The Portuguese population must know that our Armed Forces have demonstrated exemplary professionalism on the foreign missions in which they have been involved, contributing to Portugal’s prestige and helping to strengthen our position on the international scene. In articulation with the other organs of sovereignty I will keep a close eye on the restructuring and modernisation process of the Armed Forces and I will encourage joint work between the various arms in order to reinforce the forces’ operative capacity and promote appropriate rationalisation of means.

I greet the autonomous regions of Azores and Madeira, fruitful achievements of our democracy, as testified by the economic and social progress registered in these regions in the last two decades.

As guarantor of the unity of the State and defender of national cohesion I will seek to contribute to a climate of good relations and loyal and constructive dialogue between the organs of regional government and the Republic. I will do my utmost to ensure that the specificities of these regions are taken into account, in the framework of solidarity between the different parts of the nation.

On this very day 506 years ago the fleet under Pedro Álvares Cabral sailed on its immortal voyage of adventure and discovery.

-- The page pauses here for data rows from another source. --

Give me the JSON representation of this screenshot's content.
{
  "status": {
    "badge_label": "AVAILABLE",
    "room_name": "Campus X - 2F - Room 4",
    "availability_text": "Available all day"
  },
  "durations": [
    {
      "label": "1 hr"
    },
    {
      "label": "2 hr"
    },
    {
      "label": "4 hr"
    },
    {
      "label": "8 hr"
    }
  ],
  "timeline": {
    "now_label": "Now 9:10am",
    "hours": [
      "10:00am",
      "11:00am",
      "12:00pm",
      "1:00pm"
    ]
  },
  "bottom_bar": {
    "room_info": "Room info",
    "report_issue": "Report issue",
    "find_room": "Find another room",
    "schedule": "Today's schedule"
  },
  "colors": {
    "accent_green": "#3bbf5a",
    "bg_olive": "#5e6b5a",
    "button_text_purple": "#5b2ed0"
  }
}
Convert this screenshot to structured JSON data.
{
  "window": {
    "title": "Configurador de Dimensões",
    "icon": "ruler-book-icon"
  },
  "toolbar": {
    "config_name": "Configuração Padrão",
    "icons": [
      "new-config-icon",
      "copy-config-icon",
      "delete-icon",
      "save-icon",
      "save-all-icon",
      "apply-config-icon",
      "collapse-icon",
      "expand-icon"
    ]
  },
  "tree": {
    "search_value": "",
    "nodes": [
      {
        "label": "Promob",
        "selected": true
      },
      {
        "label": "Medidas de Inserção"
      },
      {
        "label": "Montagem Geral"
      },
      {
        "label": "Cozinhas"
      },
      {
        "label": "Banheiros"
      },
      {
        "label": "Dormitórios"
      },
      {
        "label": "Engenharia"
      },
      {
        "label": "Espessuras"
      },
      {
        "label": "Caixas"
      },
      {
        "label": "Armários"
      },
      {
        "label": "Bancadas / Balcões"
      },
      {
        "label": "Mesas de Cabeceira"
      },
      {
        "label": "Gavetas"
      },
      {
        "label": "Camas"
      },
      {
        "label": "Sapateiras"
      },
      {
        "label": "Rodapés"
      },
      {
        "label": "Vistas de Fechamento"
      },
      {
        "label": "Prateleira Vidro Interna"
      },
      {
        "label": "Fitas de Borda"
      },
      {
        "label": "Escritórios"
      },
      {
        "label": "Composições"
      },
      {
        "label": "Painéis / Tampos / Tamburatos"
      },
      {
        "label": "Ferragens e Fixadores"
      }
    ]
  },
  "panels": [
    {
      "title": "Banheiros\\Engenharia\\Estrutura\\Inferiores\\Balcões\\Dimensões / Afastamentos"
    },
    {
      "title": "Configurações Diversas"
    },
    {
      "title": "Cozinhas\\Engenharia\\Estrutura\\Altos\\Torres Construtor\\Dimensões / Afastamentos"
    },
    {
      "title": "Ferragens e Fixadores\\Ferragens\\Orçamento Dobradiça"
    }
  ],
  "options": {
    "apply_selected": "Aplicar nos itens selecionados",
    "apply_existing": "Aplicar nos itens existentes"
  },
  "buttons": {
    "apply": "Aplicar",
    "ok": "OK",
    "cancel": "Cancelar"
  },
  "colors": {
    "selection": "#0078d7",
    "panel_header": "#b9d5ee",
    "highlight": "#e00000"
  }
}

They had embarked with great pomp on 8 March, the date set for the departure. All conditions were in place, but something was missing. The wind changed and Cabral’s fleet had to wait in the Tagus estuary for the following day, 9 March 1500. Only then did all the ships and caravels set sail with the favouring winds filling their sails. 44 days later they landed in a bay on the other side of the ocean. The Captain baptised it Porto Seguro, Safe Harbour. Here they safely disembarked in the New World.

Today, so many centuries later, as we invoke the collective memory, we do not merely wish to celebrate our past. On the contrary! A living fatherland offers us endless exemplary episodes that serve above all as inspiration for the present and give us hope for the future.

I wish my election as President of the Republic to be associated with a good time for the life of this country, I hope that favourable breezes may conduct us on the right route, that the Portuguese refresh their hopes and gain the courage and the belief to steer their collective vessel beyond distance, uncertainty and the unknown, to a safe harbour.

I have no doubts that the times are hard. But we have before us a great space of optimism, which is the space of will, courage and determination.

I am proud of my country and of its history. For all we have endured as a people. We have experienced great moments, one might even say moments of glory, but also moments of difficulty and anguish. But we are here. When we needed to – and we have needed to quite often – we mobilised our best efforts and succeeded. I am convinced that we will succeed once again.

Today, as we did yesterday, we will prove that we can overcome the tyranny of resignation and the constraints of pessimism. I, personally, am profoundly convinced that our determination is greater that any melancholy, that our hope is stronger than any resignation, that our ambition overcomes any despondency. I know that like me the Portuguese will not be resigned to a lesser fate.

In the history of peoples it is never too late to achieve our dream and fulfil hope. It is never too late provided we are strong and united, provided we are proud of what we are and provided we know what we want to be.

What the high points in history have taught us is that we are people marked by dissatisfaction. Let us be marked by the ambition to achieve more and greater things. Let us be marked by the idea that we are agents of history, lords of our destiny. We are a people capable of overcoming the difficulties at testing times.

The Portuguese can count on me.

I am here to serve the Portuguese and to serve Portugal.

© 2006-2016 Presidency of the Portuguese Republic